What is Managed Hosting?

Organizations weighing whether and how to move their IT infrastructure to the cloud are faced with a dizzying array of options. One of those is “managed hosting,” also referred to as managed dedicated hosting, dedicated servers or single tenant hosting.

All those names refer to an IT service model where a customer leases hardware — servers, storage and network — from a managed service provider, like Rackspace. The hardware is dedicated to just that customer, hence the “single tenant” moniker, giving the customer access to the full performance capabilities of the hardware. As a single tenant, customers have total control over their hardware, apps, operating systems and security.

The “managed” part means the MSP handles the administration, management and support of the infrastructure, which is housed in a datacenter owned by the provider, as opposed to onsite at a customer’s location.

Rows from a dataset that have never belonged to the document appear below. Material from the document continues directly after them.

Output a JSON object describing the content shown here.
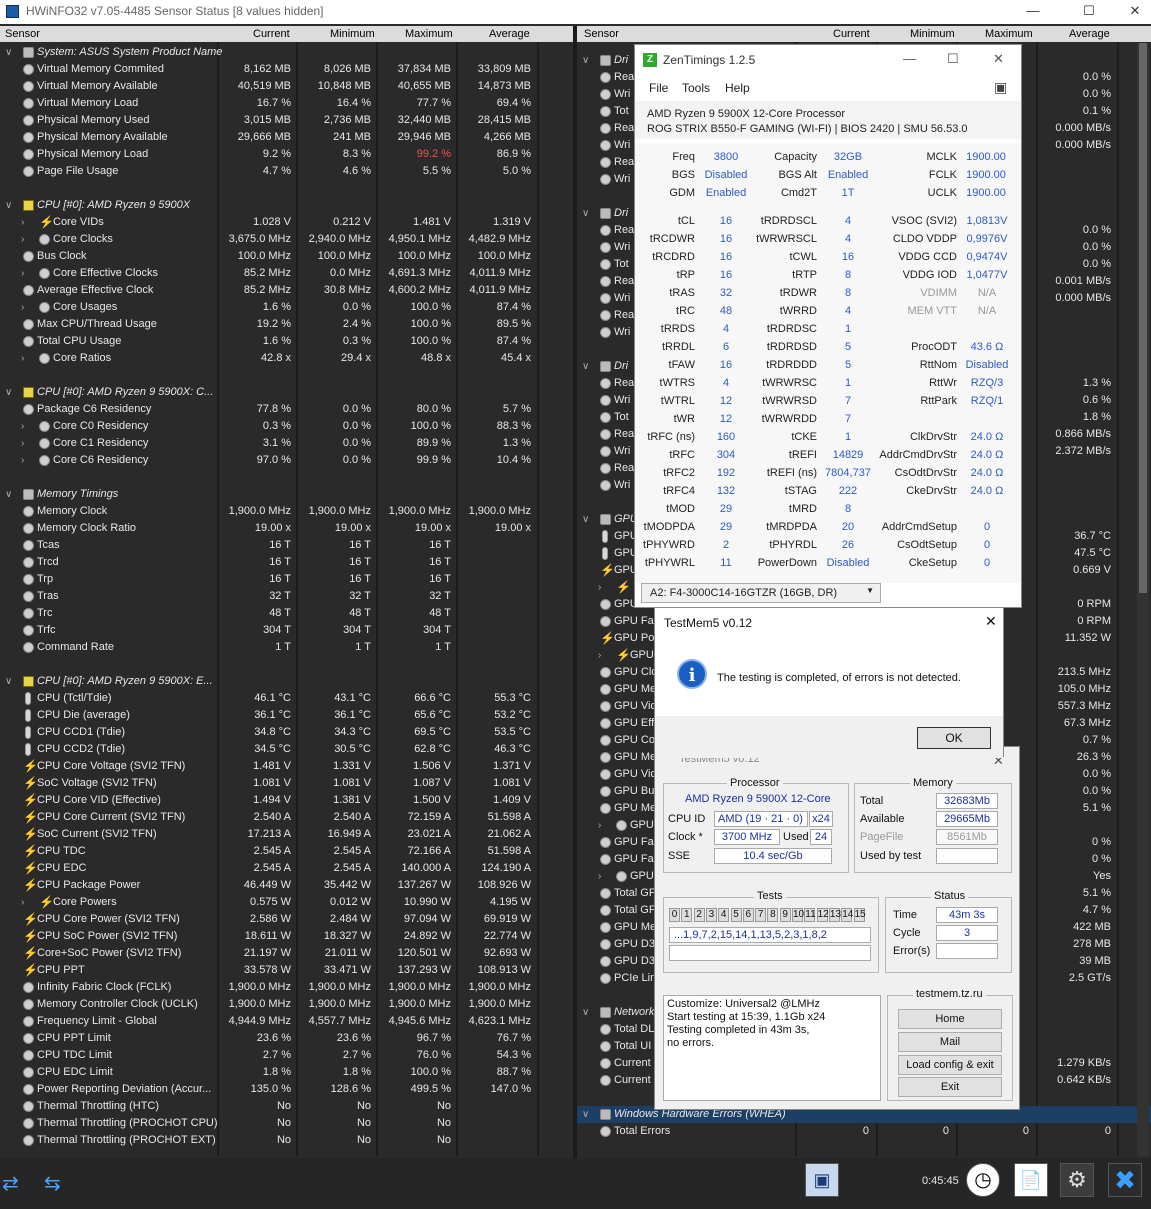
{
  "window": {
    "title": "HWiNFO32 v7.05-4485 Sensor Status [8 values hidden]"
  },
  "columns": {
    "sensor": "Sensor",
    "current": "Current",
    "minimum": "Minimum",
    "maximum": "Maximum",
    "average": "Average"
  },
  "left_rows": [
    {
      "t": "grp",
      "label": "System: ASUS System Product Name"
    },
    {
      "label": "Virtual Memory Commited",
      "c": "8,162 MB",
      "mn": "8,026 MB",
      "mx": "37,834 MB",
      "a": "33,809 MB"
    },
    {
      "label": "Virtual Memory Available",
      "c": "40,519 MB",
      "mn": "10,848 MB",
      "mx": "40,655 MB",
      "a": "14,873 MB"
    },
    {
      "label": "Virtual Memory Load",
      "c": "16.7 %",
      "mn": "16.4 %",
      "mx": "77.7 %",
      "a": "69.4 %"
    },
    {
      "label": "Physical Memory Used",
      "c": "3,015 MB",
      "mn": "2,736 MB",
      "mx": "32,440 MB",
      "a": "28,415 MB"
    },
    {
      "label": "Physical Memory Available",
      "c": "29,666 MB",
      "mn": "241 MB",
      "mx": "29,946 MB",
      "a": "4,266 MB"
    },
    {
      "label": "Physical Memory Load",
      "c": "9.2 %",
      "mn": "8.3 %",
      "mx": "99.2 %",
      "a": "86.9 %",
      "red": true
    },
    {
      "label": "Page File Usage",
      "c": "4.7 %",
      "mn": "4.6 %",
      "mx": "5.5 %",
      "a": "5.0 %"
    },
    {
      "t": "blank"
    },
    {
      "t": "grp",
      "label": "CPU [#0]: AMD Ryzen 9 5900X",
      "icon": "cpu"
    },
    {
      "t": "sub",
      "label": "Core VIDs",
      "icon": "bolt",
      "c": "1.028 V",
      "mn": "0.212 V",
      "mx": "1.481 V",
      "a": "1.319 V"
    },
    {
      "t": "sub",
      "label": "Core Clocks",
      "c": "3,675.0 MHz",
      "mn": "2,940.0 MHz",
      "mx": "4,950.1 MHz",
      "a": "4,482.9 MHz"
    },
    {
      "label": "Bus Clock",
      "c": "100.0 MHz",
      "mn": "100.0 MHz",
      "mx": "100.0 MHz",
      "a": "100.0 MHz"
    },
    {
      "t": "sub",
      "label": "Core Effective Clocks",
      "c": "85.2 MHz",
      "mn": "0.0 MHz",
      "mx": "4,691.3 MHz",
      "a": "4,011.9 MHz"
    },
    {
      "label": "Average Effective Clock",
      "c": "85.2 MHz",
      "mn": "30.8 MHz",
      "mx": "4,600.2 MHz",
      "a": "4,011.9 MHz"
    },
    {
      "t": "sub",
      "label": "Core Usages",
      "c": "1.6 %",
      "mn": "0.0 %",
      "mx": "100.0 %",
      "a": "87.4 %"
    },
    {
      "label": "Max CPU/Thread Usage",
      "c": "19.2 %",
      "mn": "2.4 %",
      "mx": "100.0 %",
      "a": "89.5 %"
    },
    {
      "label": "Total CPU Usage",
      "c": "1.6 %",
      "mn": "0.3 %",
      "mx": "100.0 %",
      "a": "87.4 %"
    },
    {
      "t": "sub",
      "label": "Core Ratios",
      "c": "42.8 x",
      "mn": "29.4 x",
      "mx": "48.8 x",
      "a": "45.4 x"
    },
    {
      "t": "blank"
    },
    {
      "t": "grp",
      "label": "CPU [#0]: AMD Ryzen 9 5900X: C...",
      "icon": "cpu"
    },
    {
      "label": "Package C6 Residency",
      "c": "77.8 %",
      "mn": "0.0 %",
      "mx": "80.0 %",
      "a": "5.7 %"
    },
    {
      "t": "sub",
      "label": "Core C0 Residency",
      "c": "0.3 %",
      "mn": "0.0 %",
      "mx": "100.0 %",
      "a": "88.3 %"
    },
    {
      "t": "sub",
      "label": "Core C1 Residency",
      "c": "3.1 %",
      "mn": "0.0 %",
      "mx": "89.9 %",
      "a": "1.3 %"
    },
    {
      "t": "sub",
      "label": "Core C6 Residency",
      "c": "97.0 %",
      "mn": "0.0 %",
      "mx": "99.9 %",
      "a": "10.4 %"
    },
    {
      "t": "blank"
    },
    {
      "t": "grp",
      "label": "Memory Timings"
    },
    {
      "label": "Memory Clock",
      "c": "1,900.0 MHz",
      "mn": "1,900.0 MHz",
      "mx": "1,900.0 MHz",
      "a": "1,900.0 MHz"
    },
    {
      "label": "Memory Clock Ratio",
      "c": "19.00 x",
      "mn": "19.00 x",
      "mx": "19.00 x",
      "a": "19.00 x"
    },
    {
      "label": "Tcas",
      "c": "16 T",
      "mn": "16 T",
      "mx": "16 T",
      "a": ""
    },
    {
      "label": "Trcd",
      "c": "16 T",
      "mn": "16 T",
      "mx": "16 T",
      "a": ""
    },
    {
      "label": "Trp",
      "c": "16 T",
      "mn": "16 T",
      "mx": "16 T",
      "a": ""
    },
    {
      "label": "Tras",
      "c": "32 T",
      "mn": "32 T",
      "mx": "32 T",
      "a": ""
    },
    {
      "label": "Trc",
      "c": "48 T",
      "mn": "48 T",
      "mx": "48 T",
      "a": ""
    },
    {
      "label": "Trfc",
      "c": "304 T",
      "mn": "304 T",
      "mx": "304 T",
      "a": ""
    },
    {
      "label": "Command Rate",
      "c": "1 T",
      "mn": "1 T",
      "mx": "1 T",
      "a": ""
    },
    {
      "t": "blank"
    },
    {
      "t": "grp",
      "label": "CPU [#0]: AMD Ryzen 9 5900X: E...",
      "icon": "cpu"
    },
    {
      "label": "CPU (Tctl/Tdie)",
      "icon": "therm",
      "c": "46.1 °C",
      "mn": "43.1 °C",
      "mx": "66.6 °C",
      "a": "55.3 °C"
    },
    {
      "label": "CPU Die (average)",
      "icon": "therm",
      "c": "36.1 °C",
      "mn": "36.1 °C",
      "mx": "65.6 °C",
      "a": "53.2 °C"
    },
    {
      "label": "CPU CCD1 (Tdie)",
      "icon": "therm",
      "c": "34.8 °C",
      "mn": "34.3 °C",
      "mx": "69.5 °C",
      "a": "53.5 °C"
    },
    {
      "label": "CPU CCD2 (Tdie)",
      "icon": "therm",
      "c": "34.5 °C",
      "mn": "30.5 °C",
      "mx": "62.8 °C",
      "a": "46.3 °C"
    },
    {
      "label": "CPU Core Voltage (SVI2 TFN)",
      "icon": "bolt",
      "c": "1.481 V",
      "mn": "1.331 V",
      "mx": "1.506 V",
      "a": "1.371 V"
    },
    {
      "label": "SoC Voltage (SVI2 TFN)",
      "icon": "bolt",
      "c": "1.081 V",
      "mn": "1.081 V",
      "mx": "1.087 V",
      "a": "1.081 V"
    },
    {
      "label": "CPU Core VID (Effective)",
      "icon": "bolt",
      "c": "1.494 V",
      "mn": "1.381 V",
      "mx": "1.500 V",
      "a": "1.409 V"
    },
    {
      "label": "CPU Core Current (SVI2 TFN)",
      "icon": "bolt",
      "c": "2.540 A",
      "mn": "2.540 A",
      "mx": "72.159 A",
      "a": "51.598 A"
    },
    {
      "label": "SoC Current (SVI2 TFN)",
      "icon": "bolt",
      "c": "17.213 A",
      "mn": "16.949 A",
      "mx": "23.021 A",
      "a": "21.062 A"
    },
    {
      "label": "CPU TDC",
      "icon": "bolt",
      "c": "2.545 A",
      "mn": "2.545 A",
      "mx": "72.166 A",
      "a": "51.598 A"
    },
    {
      "label": "CPU EDC",
      "icon": "bolt",
      "c": "2.545 A",
      "mn": "2.545 A",
      "mx": "140.000 A",
      "a": "124.190 A"
    },
    {
      "label": "CPU Package Power",
      "icon": "bolt",
      "c": "46.449 W",
      "mn": "35.442 W",
      "mx": "137.267 W",
      "a": "108.926 W"
    },
    {
      "t": "sub",
      "label": "Core Powers",
      "icon": "bolt",
      "c": "0.575 W",
      "mn": "0.012 W",
      "mx": "10.990 W",
      "a": "4.195 W"
    },
    {
      "label": "CPU Core Power (SVI2 TFN)",
      "icon": "bolt",
      "c": "2.586 W",
      "mn": "2.484 W",
      "mx": "97.094 W",
      "a": "69.919 W"
    },
    {
      "label": "CPU SoC Power (SVI2 TFN)",
      "icon": "bolt",
      "c": "18.611 W",
      "mn": "18.327 W",
      "mx": "24.892 W",
      "a": "22.774 W"
    },
    {
      "label": "Core+SoC Power (SVI2 TFN)",
      "icon": "bolt",
      "c": "21.197 W",
      "mn": "21.011 W",
      "mx": "120.501 W",
      "a": "92.693 W"
    },
    {
      "label": "CPU PPT",
      "icon": "bolt",
      "c": "33.578 W",
      "mn": "33.471 W",
      "mx": "137.293 W",
      "a": "108.913 W"
    },
    {
      "label": "Infinity Fabric Clock (FCLK)",
      "c": "1,900.0 MHz",
      "mn": "1,900.0 MHz",
      "mx": "1,900.0 MHz",
      "a": "1,900.0 MHz"
    },
    {
      "label": "Memory Controller Clock (UCLK)",
      "c": "1,900.0 MHz",
      "mn": "1,900.0 MHz",
      "mx": "1,900.0 MHz",
      "a": "1,900.0 MHz"
    },
    {
      "label": "Frequency Limit - Global",
      "c": "4,944.9 MHz",
      "mn": "4,557.7 MHz",
      "mx": "4,945.6 MHz",
      "a": "4,623.1 MHz"
    },
    {
      "label": "CPU PPT Limit",
      "c": "23.6 %",
      "mn": "23.6 %",
      "mx": "96.7 %",
      "a": "76.7 %"
    },
    {
      "label": "CPU TDC Limit",
      "c": "2.7 %",
      "mn": "2.7 %",
      "mx": "76.0 %",
      "a": "54.3 %"
    },
    {
      "label": "CPU EDC Limit",
      "c": "1.8 %",
      "mn": "1.8 %",
      "mx": "100.0 %",
      "a": "88.7 %"
    },
    {
      "label": "Power Reporting Deviation (Accur...",
      "c": "135.0 %",
      "mn": "128.6 %",
      "mx": "499.5 %",
      "a": "147.0 %"
    },
    {
      "label": "Thermal Throttling (HTC)",
      "c": "No",
      "mn": "No",
      "mx": "No",
      "a": ""
    },
    {
      "label": "Thermal Throttling (PROCHOT CPU)",
      "c": "No",
      "mn": "No",
      "mx": "No",
      "a": ""
    },
    {
      "label": "Thermal Throttling (PROCHOT EXT)",
      "c": "No",
      "mn": "No",
      "mx": "No",
      "a": ""
    }
  ],
  "right_rows": [
    {
      "t": "blank"
    },
    {
      "t": "grp",
      "label": "Dri"
    },
    {
      "label": "Rea",
      "c": "%",
      "a": "0.0 %"
    },
    {
      "label": "Wri",
      "c": "%",
      "a": "0.0 %"
    },
    {
      "label": "Tot",
      "c": "%",
      "a": "0.1 %"
    },
    {
      "label": "Rea",
      "c": "/s",
      "a": "0.000 MB/s"
    },
    {
      "label": "Wri",
      "c": "/s",
      "a": "0.000 MB/s"
    },
    {
      "label": "Rea",
      "c": "B",
      "a": ""
    },
    {
      "label": "Wri",
      "c": "B",
      "a": ""
    },
    {
      "t": "blank"
    },
    {
      "t": "grp",
      "label": "Dri"
    },
    {
      "label": "Rea",
      "c": "%",
      "a": "0.0 %"
    },
    {
      "label": "Wri",
      "c": "%",
      "a": "0.0 %"
    },
    {
      "label": "Tot",
      "c": "%",
      "a": "0.0 %"
    },
    {
      "label": "Rea",
      "c": "/s",
      "a": "0.001 MB/s"
    },
    {
      "label": "Wri",
      "c": "/s",
      "a": "0.000 MB/s"
    },
    {
      "label": "Rea",
      "c": "B",
      "a": ""
    },
    {
      "label": "Wri",
      "c": "B",
      "a": ""
    },
    {
      "t": "blank"
    },
    {
      "t": "grp",
      "label": "Dri"
    },
    {
      "label": "Rea",
      "c": "%",
      "a": "1.3 %"
    },
    {
      "label": "Wri",
      "c": "%",
      "a": "0.6 %"
    },
    {
      "label": "Tot",
      "c": "%",
      "a": "1.8 %"
    },
    {
      "label": "Rea",
      "c": "/s",
      "a": "0.866 MB/s"
    },
    {
      "label": "Wri",
      "c": "/s",
      "a": "2.372 MB/s"
    },
    {
      "label": "Rea",
      "c": "B",
      "a": ""
    },
    {
      "label": "Wri",
      "c": "B",
      "a": ""
    },
    {
      "t": "blank"
    },
    {
      "t": "grp",
      "label": "GPU"
    },
    {
      "label": "GPU",
      "icon": "therm",
      "c": "C",
      "a": "36.7 °C"
    },
    {
      "label": "GPU",
      "icon": "therm",
      "c": "C",
      "a": "47.5 °C"
    },
    {
      "label": "GPU",
      "icon": "bolt",
      "c": "V",
      "a": "0.669 V"
    },
    {
      "t": "sub",
      "label": "",
      "icon": "bolt",
      "c": "V",
      "a": ""
    },
    {
      "label": "GPU Fa",
      "c": "RPM",
      "a": "0 RPM"
    },
    {
      "label": "GPU Fa",
      "c": "RPM",
      "a": "0 RPM"
    },
    {
      "label": "GPU Pov",
      "icon": "bolt",
      "c": "38 W",
      "a": "11.352 W"
    },
    {
      "t": "sub",
      "label": "GPU",
      "icon": "bolt",
      "c": "47 W",
      "a": ""
    },
    {
      "label": "GPU Clo",
      "c": "MHz",
      "a": "213.5 MHz"
    },
    {
      "label": "GPU Me",
      "c": "MHz",
      "a": "105.0 MHz"
    },
    {
      "label": "GPU Vid",
      "c": "MHz",
      "a": "557.3 MHz"
    },
    {
      "label": "GPU Eff",
      "c": "MHz",
      "a": "67.3 MHz"
    },
    {
      "label": "GPU Co",
      "c": "%",
      "a": "0.7 %"
    },
    {
      "label": "GPU Me",
      "c": "%",
      "a": "26.3 %"
    },
    {
      "label": "GPU Vid",
      "c": "%",
      "a": "0.0 %"
    },
    {
      "label": "GPU Bu",
      "c": "%",
      "a": "0.0 %"
    },
    {
      "label": "GPU Me",
      "c": "%",
      "a": "5.1 %"
    },
    {
      "t": "sub",
      "label": "GPU",
      "c": "",
      "a": ""
    },
    {
      "label": "GPU Fa",
      "c": "%",
      "a": "0 %"
    },
    {
      "label": "GPU Fa",
      "c": "%",
      "a": "0 %"
    },
    {
      "t": "sub",
      "label": "GPU",
      "c": "es",
      "a": "Yes"
    },
    {
      "label": "Total GF",
      "c": "%",
      "a": "5.1 %"
    },
    {
      "label": "Total GF",
      "c": "%",
      "a": "4.7 %"
    },
    {
      "label": "GPU Me",
      "c": "MB",
      "a": "422 MB"
    },
    {
      "label": "GPU D3",
      "c": "MB",
      "a": "278 MB"
    },
    {
      "label": "GPU D3",
      "c": "MB",
      "a": "39 MB"
    },
    {
      "label": "PCIe Lin",
      "c": "/s",
      "a": "2.5 GT/s"
    },
    {
      "t": "blank"
    },
    {
      "t": "grp",
      "label": "Network"
    },
    {
      "label": "Total DL",
      "c": "MB",
      "a": ""
    },
    {
      "label": "Total UI",
      "c": "MB",
      "a": ""
    },
    {
      "label": "Current",
      "c": "/s",
      "a": "1.279 KB/s"
    },
    {
      "label": "Current",
      "c": "/s",
      "a": "0.642 KB/s"
    },
    {
      "t": "blank"
    },
    {
      "t": "grp",
      "label": "Windows Hardware Errors (WHEA)",
      "hl": true
    },
    {
      "label": "Total Errors",
      "c": "0",
      "mn": "0",
      "mx": "0",
      "a": "0"
    }
  ],
  "bottom": {
    "timer": "0:45:45"
  },
  "zen": {
    "title": "ZenTimings 1.2.5",
    "menu": [
      "File",
      "Tools",
      "Help"
    ],
    "cpu": "AMD Ryzen 9 5900X 12-Core Processor",
    "board": "ROG STRIX B550-F GAMING (WI-FI) | BIOS 2420 | SMU 56.53.0",
    "top": [
      [
        "Freq",
        "3800",
        "Capacity",
        "32GB",
        "MCLK",
        "1900.00"
      ],
      [
        "BGS",
        "Disabled",
        "BGS Alt",
        "Enabled",
        "FCLK",
        "1900.00"
      ],
      [
        "GDM",
        "Enabled",
        "Cmd2T",
        "1T",
        "UCLK",
        "1900.00"
      ]
    ],
    "rows": [
      [
        "tCL",
        "16",
        "tRDRDSCL",
        "4",
        "VSOC (SVI2)",
        "1,0813V"
      ],
      [
        "tRCDWR",
        "16",
        "tWRWRSCL",
        "4",
        "CLDO VDDP",
        "0,9976V"
      ],
      [
        "tRCDRD",
        "16",
        "tCWL",
        "16",
        "VDDG CCD",
        "0,9474V"
      ],
      [
        "tRP",
        "16",
        "tRTP",
        "8",
        "VDDG IOD",
        "1,0477V"
      ],
      [
        "tRAS",
        "32",
        "tRDWR",
        "8",
        "VDIMM",
        "N/A"
      ],
      [
        "tRC",
        "48",
        "tWRRD",
        "4",
        "MEM VTT",
        "N/A"
      ],
      [
        "tRRDS",
        "4",
        "tRDRDSC",
        "1",
        "",
        ""
      ],
      [
        "tRRDL",
        "6",
        "tRDRDSD",
        "5",
        "ProcODT",
        "43.6 Ω"
      ],
      [
        "tFAW",
        "16",
        "tRDRDDD",
        "5",
        "RttNom",
        "Disabled"
      ],
      [
        "tWTRS",
        "4",
        "tWRWRSC",
        "1",
        "RttWr",
        "RZQ/3"
      ],
      [
        "tWTRL",
        "12",
        "tWRWRSD",
        "7",
        "RttPark",
        "RZQ/1"
      ],
      [
        "tWR",
        "12",
        "tWRWRDD",
        "7",
        "",
        ""
      ],
      [
        "tRFC (ns)",
        "160",
        "tCKE",
        "1",
        "ClkDrvStr",
        "24.0 Ω"
      ],
      [
        "tRFC",
        "304",
        "tREFI",
        "14829",
        "AddrCmdDrvStr",
        "24.0 Ω"
      ],
      [
        "tRFC2",
        "192",
        "tREFI (ns)",
        "7804,737",
        "CsOdtDrvStr",
        "24.0 Ω"
      ],
      [
        "tRFC4",
        "132",
        "tSTAG",
        "222",
        "CkeDrvStr",
        "24.0 Ω"
      ],
      [
        "tMOD",
        "29",
        "tMRD",
        "8",
        "",
        ""
      ],
      [
        "tMODPDA",
        "29",
        "tMRDPDA",
        "20",
        "AddrCmdSetup",
        "0"
      ],
      [
        "tPHYWRD",
        "2",
        "tPHYRDL",
        "26",
        "CsOdtSetup",
        "0"
      ],
      [
        "tPHYWRL",
        "11",
        "PowerDown",
        "Disabled",
        "CkeSetup",
        "0"
      ]
    ],
    "module": "A2: F4-3000C14-16GTZR (16GB, DR)"
  },
  "tmdialog": {
    "title": "TestMem5 v0.12",
    "message": "The testing is completed, of errors is not detected.",
    "ok": "OK"
  },
  "tm": {
    "title": "TestMem5 v0.12",
    "processor_hdr": "Processor",
    "cpu": "AMD Ryzen 9 5900X 12-Core",
    "cpuid_lbl": "CPU ID",
    "cpuid": "AMD  (19 · 21 · 0)",
    "threads": "x24",
    "clock_lbl": "Clock *",
    "clock": "3700 MHz",
    "used_lbl": "Used",
    "used": "24",
    "sse_lbl": "SSE",
    "sse": "10.4 sec/Gb",
    "memory_hdr": "Memory",
    "total_lbl": "Total",
    "total": "32683Mb",
    "avail_lbl": "Available",
    "avail": "29665Mb",
    "pagefile_lbl": "PageFile",
    "pagefile": "8561Mb",
    "usedby_lbl": "Used by test",
    "usedby": "",
    "tests_hdr": "Tests",
    "test_nums": [
      "0",
      "1",
      "2",
      "3",
      "4",
      "5",
      "6",
      "7",
      "8",
      "9",
      "10",
      "11",
      "12",
      "13",
      "14",
      "15"
    ],
    "sequence": "...1,9,7,2,15,14,1,13,5,2,3,1,8,2",
    "status_hdr": "Status",
    "time_lbl": "Time",
    "time": "43m 3s",
    "cycle_lbl": "Cycle",
    "cycle": "3",
    "errors_lbl": "Error(s)",
    "errors": "",
    "log": [
      "Customize: Universal2 @LMHz",
      "Start testing at 15:39, 1.1Gb x24",
      "Testing completed in 43m 3s,",
      "no errors."
    ],
    "site": "testmem.tz.ru",
    "buttons": [
      "Home",
      "Mail",
      "Load config & exit",
      "Exit"
    ]
  }
}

Some companies prefer to lease datacenter space and hardware from a provider, then manage it themselves. This practice is referred to as hosting or unmanaged hosting. But more often today, as technology continues its rapid innovation many organizations are finding that outsourcing day-to-day infrastructure and hardware vendor management to an MSP is of higher value to their business than managing it themselves.

Managed hosting is a logical first step for companies seeking to move into the cloud, but with specific limitations that keep public cloud from being the right “first” solution.

For example, Six Flags, the world’s largest regional theme park company, with attendance at its 20 parks surpassing 30 million visitors annually, needed a website that could stand up to major traffic spikes. They were ready to stop hosting their own infrastructure, but were wary of moving this workload to a public cloud.

Managed hosting “mirrored what we were comfortable with in our own data centers,” said Sean Anderson, Six Flags director of interactive services, “and actually turned out to be something that we not only understood but also gave us cost efficiency as well as a direction that would allow us to grow.”

Click below to learn why managed hosting is such a great fit for Six Flags:

Common use cases for managed hosting include web application hosting, datacenter extension and consolidation, legacy and custom application hosting, high-performance computing, data storage and analytics, data backup and disaster recovery.

Managed hosting is also a good fit for industries with stringent regulatory or security requirements, such as health care and financial services. For companies in these industries, it is important to make sure their MSP offers single tenant solutions that extend beyond the compute layer down to the storage and networking layers as well, to ensure environments are never shared with others.

For other companies, it’s the “managed” part that offers the most value. As David Young, chief technology officer at MetroBank put it, “Rackspace proactively monitors their infrastructure day-in-day-out 24/7/365 days a year. We don’t have to worry whether we’re about to run out of SAN Storage or VMware Servers. They worry about all of that for us.  Our infrastructure scales seamlessly in the background so that means our IT team can focus on what it does best.”

[Read about other organizations that have chosen managed hosting]

What services are included in managed hosting?

Services offered differ by individual company. However, most service providers break up their services into six management layers before reaching the customer business process. These service layers help to define what is managed by the customer versus what the provider will own. You can see these six management layers in the diagram below.

Managed hosting provides support for operating system and application infrastructure, while an unmanaged hosting service does not. In the last few years, many managed hosting vendors have increased their spheres of support to include application management. For example, Rackspace provides application support for SAP, Oracle and MSSQL among many others.

Managed hosting benefits vary due to differences in owned versus leased or licensed hardware and software assets. However, the fundamental questions that drive the decision to move to the cloud via managed hosting or any other cloud platform never change.

  • Does moving to the cloud make business sense?
  • What are the investments, expenses and payoffs?
  • How long will the migration/transition take?
  • Does your team have the skillsets required?
  • What are the business risks?
  • How will existing cost structures be affected?

These are all important questions that must be answered before deciding if managed hosting or any other cloud platform is right for you.

[Use our Total Cost of Ownership calculator to see if managed hosting makes sense for your needs]

Rackspace can help your organization work through these questions. Founded in 1998, we created the managed hosting category and have since expanded the number of cloud managed services we provide without ever changing our unwavering commitment to Fanatical Support.

Managed hosting runs in our blood and we’d love the opportunity to help you determine if managed hosting (or one of our other cloud platforms) is the best fit for your workload and cloud journey. Request a free quote or chat with us today. 

Becky Trevino is a Senior Director of Product Marketing at Rackspace where she works with customers to dispel the myth that there is a “one-size-fits-all” journey into the cloud. In her current role, Becky leads the marketing efforts for Managed Hosting and Hybrid Cloud business. Becky’s experience at Rackspace includes roles in marketing as well as in technical customer service for our Openstack Public Cloud Fanatical Support team. Prior to Rackspace, Becky worked at Dell EMC as an Operations Engineer and Product Marketer. Becky earned a BS and an MS in Engineering from The University of Michigan and has an MBA from Northwestern's Kellogg School of Management. You can follow Becky on LinkedIn at linkedin.com/in/btrevino and Twitter @rebecca_trevino.